[Start of section]

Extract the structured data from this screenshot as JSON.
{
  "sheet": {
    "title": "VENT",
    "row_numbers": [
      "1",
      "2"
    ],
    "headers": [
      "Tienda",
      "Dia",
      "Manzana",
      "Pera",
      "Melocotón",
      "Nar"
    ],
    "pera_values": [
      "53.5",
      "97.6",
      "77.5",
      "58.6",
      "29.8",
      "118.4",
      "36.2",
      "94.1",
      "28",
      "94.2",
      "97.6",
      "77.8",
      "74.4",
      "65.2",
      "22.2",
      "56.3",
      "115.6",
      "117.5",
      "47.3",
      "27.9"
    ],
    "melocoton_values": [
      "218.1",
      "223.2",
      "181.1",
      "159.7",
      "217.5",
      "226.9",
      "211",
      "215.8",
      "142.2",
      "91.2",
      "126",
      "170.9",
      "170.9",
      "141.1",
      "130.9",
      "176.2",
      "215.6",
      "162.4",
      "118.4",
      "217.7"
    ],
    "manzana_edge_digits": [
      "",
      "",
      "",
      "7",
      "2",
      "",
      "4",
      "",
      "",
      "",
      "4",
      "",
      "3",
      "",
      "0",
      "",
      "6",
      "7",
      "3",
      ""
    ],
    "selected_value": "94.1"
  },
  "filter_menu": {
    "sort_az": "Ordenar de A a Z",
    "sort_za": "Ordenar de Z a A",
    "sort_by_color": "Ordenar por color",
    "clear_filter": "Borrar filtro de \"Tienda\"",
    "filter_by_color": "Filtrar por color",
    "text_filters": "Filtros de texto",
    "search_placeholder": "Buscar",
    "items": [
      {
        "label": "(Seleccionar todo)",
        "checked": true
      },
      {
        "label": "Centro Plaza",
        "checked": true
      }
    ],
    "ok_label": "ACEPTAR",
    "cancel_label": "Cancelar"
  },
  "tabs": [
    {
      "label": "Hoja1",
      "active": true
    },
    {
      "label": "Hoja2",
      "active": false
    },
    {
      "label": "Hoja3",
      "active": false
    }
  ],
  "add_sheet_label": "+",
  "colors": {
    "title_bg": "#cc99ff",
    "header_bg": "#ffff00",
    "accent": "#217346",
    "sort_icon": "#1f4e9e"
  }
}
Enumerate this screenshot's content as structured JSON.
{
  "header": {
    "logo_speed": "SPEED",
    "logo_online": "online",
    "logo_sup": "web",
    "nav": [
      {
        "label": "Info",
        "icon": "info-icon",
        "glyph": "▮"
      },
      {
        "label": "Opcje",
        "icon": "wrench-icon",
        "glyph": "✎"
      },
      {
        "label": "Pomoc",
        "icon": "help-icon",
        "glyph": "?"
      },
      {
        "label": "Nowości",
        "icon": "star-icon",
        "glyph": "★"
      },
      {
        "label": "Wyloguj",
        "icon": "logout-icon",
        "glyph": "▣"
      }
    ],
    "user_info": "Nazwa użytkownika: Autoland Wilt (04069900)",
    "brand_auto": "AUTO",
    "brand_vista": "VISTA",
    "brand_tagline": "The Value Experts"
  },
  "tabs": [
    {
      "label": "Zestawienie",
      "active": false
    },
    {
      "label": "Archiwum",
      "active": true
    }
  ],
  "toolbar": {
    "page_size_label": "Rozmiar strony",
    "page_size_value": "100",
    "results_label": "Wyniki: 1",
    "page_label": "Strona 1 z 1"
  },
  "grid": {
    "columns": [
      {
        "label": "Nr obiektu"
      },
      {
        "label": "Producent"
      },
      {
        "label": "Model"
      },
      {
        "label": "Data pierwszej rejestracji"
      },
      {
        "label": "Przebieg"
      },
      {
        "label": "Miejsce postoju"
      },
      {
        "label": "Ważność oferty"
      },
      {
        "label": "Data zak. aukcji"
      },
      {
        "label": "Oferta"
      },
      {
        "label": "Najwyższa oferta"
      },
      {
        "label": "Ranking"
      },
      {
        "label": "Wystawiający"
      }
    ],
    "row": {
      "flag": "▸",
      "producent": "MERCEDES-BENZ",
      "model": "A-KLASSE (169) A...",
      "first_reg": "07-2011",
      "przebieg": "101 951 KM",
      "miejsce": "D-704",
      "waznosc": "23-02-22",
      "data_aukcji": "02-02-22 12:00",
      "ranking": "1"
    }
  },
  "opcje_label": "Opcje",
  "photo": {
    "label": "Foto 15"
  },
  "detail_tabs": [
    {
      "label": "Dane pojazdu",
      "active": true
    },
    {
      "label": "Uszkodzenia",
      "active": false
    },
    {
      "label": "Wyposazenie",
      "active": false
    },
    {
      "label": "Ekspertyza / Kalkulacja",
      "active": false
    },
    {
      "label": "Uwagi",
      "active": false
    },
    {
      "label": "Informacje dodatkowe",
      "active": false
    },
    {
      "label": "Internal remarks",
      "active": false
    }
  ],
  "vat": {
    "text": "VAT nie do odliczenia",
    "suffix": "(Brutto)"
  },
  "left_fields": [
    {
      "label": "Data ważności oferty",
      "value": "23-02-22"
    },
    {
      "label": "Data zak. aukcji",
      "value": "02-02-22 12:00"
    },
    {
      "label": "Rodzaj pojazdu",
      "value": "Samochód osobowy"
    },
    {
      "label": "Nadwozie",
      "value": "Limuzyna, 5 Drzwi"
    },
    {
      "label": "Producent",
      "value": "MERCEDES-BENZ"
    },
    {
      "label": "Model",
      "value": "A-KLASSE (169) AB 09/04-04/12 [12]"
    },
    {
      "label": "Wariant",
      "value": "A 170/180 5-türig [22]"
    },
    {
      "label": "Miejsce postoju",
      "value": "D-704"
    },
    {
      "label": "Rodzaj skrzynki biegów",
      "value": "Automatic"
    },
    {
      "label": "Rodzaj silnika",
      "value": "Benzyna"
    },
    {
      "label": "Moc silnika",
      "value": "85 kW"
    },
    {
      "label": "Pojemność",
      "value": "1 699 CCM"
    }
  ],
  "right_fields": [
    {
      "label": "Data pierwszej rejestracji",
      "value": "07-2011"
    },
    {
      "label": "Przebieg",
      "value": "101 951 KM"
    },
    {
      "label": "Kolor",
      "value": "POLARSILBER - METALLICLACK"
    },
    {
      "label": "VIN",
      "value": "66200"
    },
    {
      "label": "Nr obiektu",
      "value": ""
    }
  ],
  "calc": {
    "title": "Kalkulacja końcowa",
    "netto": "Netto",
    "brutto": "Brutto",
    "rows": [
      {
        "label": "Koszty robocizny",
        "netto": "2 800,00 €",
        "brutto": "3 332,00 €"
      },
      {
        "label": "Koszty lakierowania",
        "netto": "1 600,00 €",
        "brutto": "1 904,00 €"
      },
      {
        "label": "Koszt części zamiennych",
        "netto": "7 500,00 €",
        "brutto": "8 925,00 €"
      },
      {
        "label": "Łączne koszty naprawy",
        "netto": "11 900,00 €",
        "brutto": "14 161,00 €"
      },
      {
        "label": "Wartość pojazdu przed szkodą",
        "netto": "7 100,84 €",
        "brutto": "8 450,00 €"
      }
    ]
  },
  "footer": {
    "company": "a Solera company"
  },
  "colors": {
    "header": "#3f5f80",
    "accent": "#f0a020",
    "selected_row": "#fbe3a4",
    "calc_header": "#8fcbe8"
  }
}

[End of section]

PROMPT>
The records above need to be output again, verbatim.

WRITTEN RESPONSE>
Extract the structured data from this screenshot as JSON.
{
  "sheet": {
    "title": "VENT",
    "row_numbers": [
      "1",
      "2"
    ],
    "headers": [
      "Tienda",
      "Dia",
      "Manzana",
      "Pera",
      "Melocotón",
      "Nar"
    ],
    "pera_values": [
      "53.5",
      "97.6",
      "77.5",
      "58.6",
      "29.8",
      "118.4",
      "36.2",
      "94.1",
      "28",
      "94.2",
      "97.6",
      "77.8",
      "74.4",
      "65.2",
      "22.2",
      "56.3",
      "115.6",
      "117.5",
      "47.3",
      "27.9"
    ],
    "melocoton_values": [
      "218.1",
      "223.2",
      "181.1",
      "159.7",
      "217.5",
      "226.9",
      "211",
      "215.8",
      "142.2",
      "91.2",
      "126",
      "170.9",
      "170.9",
      "141.1",
      "130.9",
      "176.2",
      "215.6",
      "162.4",
      "118.4",
      "217.7"
    ],
    "manzana_edge_digits": [
      "",
      "",
      "",
      "7",
      "2",
      "",
      "4",
      "",
      "",
      "",
      "4",
      "",
      "3",
      "",
      "0",
      "",
      "6",
      "7",
      "3",
      ""
    ],
    "selected_value": "94.1"
  },
  "filter_menu": {
    "sort_az": "Ordenar de A a Z",
    "sort_za": "Ordenar de Z a A",
    "sort_by_color": "Ordenar por color",
    "clear_filter": "Borrar filtro de \"Tienda\"",
    "filter_by_color": "Filtrar por color",
    "text_filters": "Filtros de texto",
    "search_placeholder": "Buscar",
    "items": [
      {
        "label": "(Seleccionar todo)",
        "checked": true
      },
      {
        "label": "Centro Plaza",
        "checked": true
      }
    ],
    "ok_label": "ACEPTAR",
    "cancel_label": "Cancelar"
  },
  "tabs": [
    {
      "label": "Hoja1",
      "active": true
    },
    {
      "label": "Hoja2",
      "active": false
    },
    {
      "label": "Hoja3",
      "active": false
    }
  ],
  "add_sheet_label": "+",
  "colors": {
    "title_bg": "#cc99ff",
    "header_bg": "#ffff00",
    "accent": "#217346",
    "sort_icon": "#1f4e9e"
  }
}
Enumerate this screenshot's content as structured JSON.
{
  "header": {
    "logo_speed": "SPEED",
    "logo_online": "online",
    "logo_sup": "web",
    "nav": [
      {
        "label": "Info",
        "icon": "info-icon",
        "glyph": "▮"
      },
      {
        "label": "Opcje",
        "icon": "wrench-icon",
        "glyph": "✎"
      },
      {
        "label": "Pomoc",
        "icon": "help-icon",
        "glyph": "?"
      },
      {
        "label": "Nowości",
        "icon": "star-icon",
        "glyph": "★"
      },
      {
        "label": "Wyloguj",
        "icon": "logout-icon",
        "glyph": "▣"
      }
    ],
    "user_info": "Nazwa użytkownika: Autoland Wilt (04069900)",
    "brand_auto": "AUTO",
    "brand_vista": "VISTA",
    "brand_tagline": "The Value Experts"
  },
  "tabs": [
    {
      "label": "Zestawienie",
      "active": false
    },
    {
      "label": "Archiwum",
      "active": true
    }
  ],
  "toolbar": {
    "page_size_label": "Rozmiar strony",
    "page_size_value": "100",
    "results_label": "Wyniki: 1",
    "page_label": "Strona 1 z 1"
  },
  "grid": {
    "columns": [
      {
        "label": "Nr obiektu"
      },
      {
        "label": "Producent"
      },
      {
        "label": "Model"
      },
      {
        "label": "Data pierwszej rejestracji"
      },
      {
        "label": "Przebieg"
      },
      {
        "label": "Miejsce postoju"
      },
      {
        "label": "Ważność oferty"
      },
      {
        "label": "Data zak. aukcji"
      },
      {
        "label": "Oferta"
      },
      {
        "label": "Najwyższa oferta"
      },
      {
        "label": "Ranking"
      },
      {
        "label": "Wystawiający"
      }
    ],
    "row": {
      "flag": "▸",
      "producent": "MERCEDES-BENZ",
      "model": "A-KLASSE (169) A...",
      "first_reg": "07-2011",
      "przebieg": "101 951 KM",
      "miejsce": "D-704",
      "waznosc": "23-02-22",
      "data_aukcji": "02-02-22 12:00",
      "ranking": "1"
    }
  },
  "opcje_label": "Opcje",
  "photo": {
    "label": "Foto 15"
  },
  "detail_tabs": [
    {
      "label": "Dane pojazdu",
      "active": true
    },
    {
      "label": "Uszkodzenia",
      "active": false
    },
    {
      "label": "Wyposazenie",
      "active": false
    },
    {
      "label": "Ekspertyza / Kalkulacja",
      "active": false
    },
    {
      "label": "Uwagi",
      "active": false
    },
    {
      "label": "Informacje dodatkowe",
      "active": false
    },
    {
      "label": "Internal remarks",
      "active": false
    }
  ],
  "vat": {
    "text": "VAT nie do odliczenia",
    "suffix": "(Brutto)"
  },
  "left_fields": [
    {
      "label": "Data ważności oferty",
      "value": "23-02-22"
    },
    {
      "label": "Data zak. aukcji",
      "value": "02-02-22 12:00"
    },
    {
      "label": "Rodzaj pojazdu",
      "value": "Samochód osobowy"
    },
    {
      "label": "Nadwozie",
      "value": "Limuzyna, 5 Drzwi"
    },
    {
      "label": "Producent",
      "value": "MERCEDES-BENZ"
    },
    {
      "label": "Model",
      "value": "A-KLASSE (169) AB 09/04-04/12 [12]"
    },
    {
      "label": "Wariant",
      "value": "A 170/180 5-türig [22]"
    },
    {
      "label": "Miejsce postoju",
      "value": "D-704"
    },
    {
      "label": "Rodzaj skrzynki biegów",
      "value": "Automatic"
    },
    {
      "label": "Rodzaj silnika",
      "value": "Benzyna"
    },
    {
      "label": "Moc silnika",
      "value": "85 kW"
    },
    {
      "label": "Pojemność",
      "value": "1 699 CCM"
    }
  ],
  "right_fields": [
    {
      "label": "Data pierwszej rejestracji",
      "value": "07-2011"
    },
    {
      "label": "Przebieg",
      "value": "101 951 KM"
    },
    {
      "label": "Kolor",
      "value": "POLARSILBER - METALLICLACK"
    },
    {
      "label": "VIN",
      "value": "66200"
    },
    {
      "label": "Nr obiektu",
      "value": ""
    }
  ],
  "calc": {
    "title": "Kalkulacja końcowa",
    "netto": "Netto",
    "brutto": "Brutto",
    "rows": [
      {
        "label": "Koszty robocizny",
        "netto": "2 800,00 €",
        "brutto": "3 332,00 €"
      },
      {
        "label": "Koszty lakierowania",
        "netto": "1 600,00 €",
        "brutto": "1 904,00 €"
      },
      {
        "label": "Koszt części zamiennych",
        "netto": "7 500,00 €",
        "brutto": "8 925,00 €"
      },
      {
        "label": "Łączne koszty naprawy",
        "netto": "11 900,00 €",
        "brutto": "14 161,00 €"
      },
      {
        "label": "Wartość pojazdu przed szkodą",
        "netto": "7 100,84 €",
        "brutto": "8 450,00 €"
      }
    ]
  },
  "footer": {
    "company": "a Solera company"
  },
  "colors": {
    "header": "#3f5f80",
    "accent": "#f0a020",
    "selected_row": "#fbe3a4",
    "calc_header": "#8fcbe8"
  }
}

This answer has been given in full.